▶ WHAT YOU NEED TO DO: Only lines containing "Tool" belong in the answer, each copied from the entries below.

▶ DATA:
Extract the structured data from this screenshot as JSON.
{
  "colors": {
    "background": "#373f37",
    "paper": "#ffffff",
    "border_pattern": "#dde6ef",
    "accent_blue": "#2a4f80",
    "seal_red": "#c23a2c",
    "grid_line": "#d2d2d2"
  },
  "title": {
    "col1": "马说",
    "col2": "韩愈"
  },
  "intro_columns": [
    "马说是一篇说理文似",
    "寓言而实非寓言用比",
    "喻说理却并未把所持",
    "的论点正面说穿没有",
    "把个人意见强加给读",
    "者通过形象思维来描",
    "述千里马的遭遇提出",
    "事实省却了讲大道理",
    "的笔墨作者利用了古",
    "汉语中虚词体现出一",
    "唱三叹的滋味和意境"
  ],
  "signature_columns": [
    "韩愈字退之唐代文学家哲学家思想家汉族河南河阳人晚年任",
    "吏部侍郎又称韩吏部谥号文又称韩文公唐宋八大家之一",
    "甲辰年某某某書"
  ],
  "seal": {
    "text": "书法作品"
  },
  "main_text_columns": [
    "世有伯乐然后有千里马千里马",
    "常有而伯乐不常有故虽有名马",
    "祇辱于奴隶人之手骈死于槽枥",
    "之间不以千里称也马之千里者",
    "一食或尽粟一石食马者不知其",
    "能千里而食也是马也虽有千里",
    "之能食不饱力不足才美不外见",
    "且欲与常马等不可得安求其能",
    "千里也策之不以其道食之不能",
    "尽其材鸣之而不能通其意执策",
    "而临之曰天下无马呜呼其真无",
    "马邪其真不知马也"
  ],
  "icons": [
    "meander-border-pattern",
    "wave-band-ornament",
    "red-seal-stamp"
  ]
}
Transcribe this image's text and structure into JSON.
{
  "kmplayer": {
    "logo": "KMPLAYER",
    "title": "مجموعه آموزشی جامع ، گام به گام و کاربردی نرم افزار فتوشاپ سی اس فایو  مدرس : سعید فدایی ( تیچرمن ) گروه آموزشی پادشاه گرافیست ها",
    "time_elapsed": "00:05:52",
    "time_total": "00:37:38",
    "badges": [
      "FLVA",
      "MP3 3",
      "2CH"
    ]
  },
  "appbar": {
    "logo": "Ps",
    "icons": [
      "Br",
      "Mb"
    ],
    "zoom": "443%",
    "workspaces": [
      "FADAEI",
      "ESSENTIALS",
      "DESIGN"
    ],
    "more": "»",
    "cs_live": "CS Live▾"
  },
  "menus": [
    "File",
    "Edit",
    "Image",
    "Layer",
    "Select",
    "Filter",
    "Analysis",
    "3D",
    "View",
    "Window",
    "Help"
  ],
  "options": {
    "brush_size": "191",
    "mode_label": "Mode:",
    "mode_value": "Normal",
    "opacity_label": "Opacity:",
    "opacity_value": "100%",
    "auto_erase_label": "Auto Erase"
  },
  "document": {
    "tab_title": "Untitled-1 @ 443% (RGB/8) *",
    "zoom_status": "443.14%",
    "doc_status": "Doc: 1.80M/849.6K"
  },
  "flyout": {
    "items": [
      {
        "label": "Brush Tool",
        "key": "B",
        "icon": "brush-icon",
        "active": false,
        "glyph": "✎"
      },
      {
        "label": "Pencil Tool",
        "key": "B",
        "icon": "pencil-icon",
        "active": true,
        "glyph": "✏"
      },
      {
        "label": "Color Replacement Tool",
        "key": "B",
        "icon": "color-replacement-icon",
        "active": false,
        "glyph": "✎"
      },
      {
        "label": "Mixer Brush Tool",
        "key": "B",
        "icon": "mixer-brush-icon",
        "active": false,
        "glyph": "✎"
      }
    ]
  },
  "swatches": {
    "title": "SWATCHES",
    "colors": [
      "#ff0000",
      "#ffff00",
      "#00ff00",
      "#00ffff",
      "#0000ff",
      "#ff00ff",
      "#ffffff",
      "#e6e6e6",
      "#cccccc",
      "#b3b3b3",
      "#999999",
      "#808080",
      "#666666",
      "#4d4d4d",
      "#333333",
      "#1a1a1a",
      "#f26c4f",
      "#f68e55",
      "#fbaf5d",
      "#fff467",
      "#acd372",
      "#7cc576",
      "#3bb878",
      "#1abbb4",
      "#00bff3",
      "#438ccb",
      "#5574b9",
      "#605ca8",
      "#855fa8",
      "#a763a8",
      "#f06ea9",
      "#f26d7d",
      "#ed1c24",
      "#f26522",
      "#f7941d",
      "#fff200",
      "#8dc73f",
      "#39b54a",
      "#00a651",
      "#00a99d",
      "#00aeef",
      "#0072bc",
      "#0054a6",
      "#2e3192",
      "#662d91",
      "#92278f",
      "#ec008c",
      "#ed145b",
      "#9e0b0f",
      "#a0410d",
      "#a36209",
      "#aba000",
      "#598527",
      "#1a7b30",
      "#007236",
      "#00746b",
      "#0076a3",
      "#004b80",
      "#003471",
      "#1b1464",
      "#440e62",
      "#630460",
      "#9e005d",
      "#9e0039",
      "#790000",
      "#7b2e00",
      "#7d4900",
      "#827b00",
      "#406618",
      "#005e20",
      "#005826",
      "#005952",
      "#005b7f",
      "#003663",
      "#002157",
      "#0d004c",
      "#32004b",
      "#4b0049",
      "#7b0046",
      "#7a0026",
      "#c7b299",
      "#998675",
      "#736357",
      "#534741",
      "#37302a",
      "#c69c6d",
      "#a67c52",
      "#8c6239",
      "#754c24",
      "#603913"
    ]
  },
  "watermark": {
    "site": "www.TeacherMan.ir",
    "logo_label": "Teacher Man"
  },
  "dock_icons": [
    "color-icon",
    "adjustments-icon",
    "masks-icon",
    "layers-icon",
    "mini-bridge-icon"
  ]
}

▶ EXERCISE ANSWER:
        "label": "Brush Tool",
        "label": "Pencil Tool",
        "label": "Color Replacement Tool",
        "label": "Mixer Brush Tool",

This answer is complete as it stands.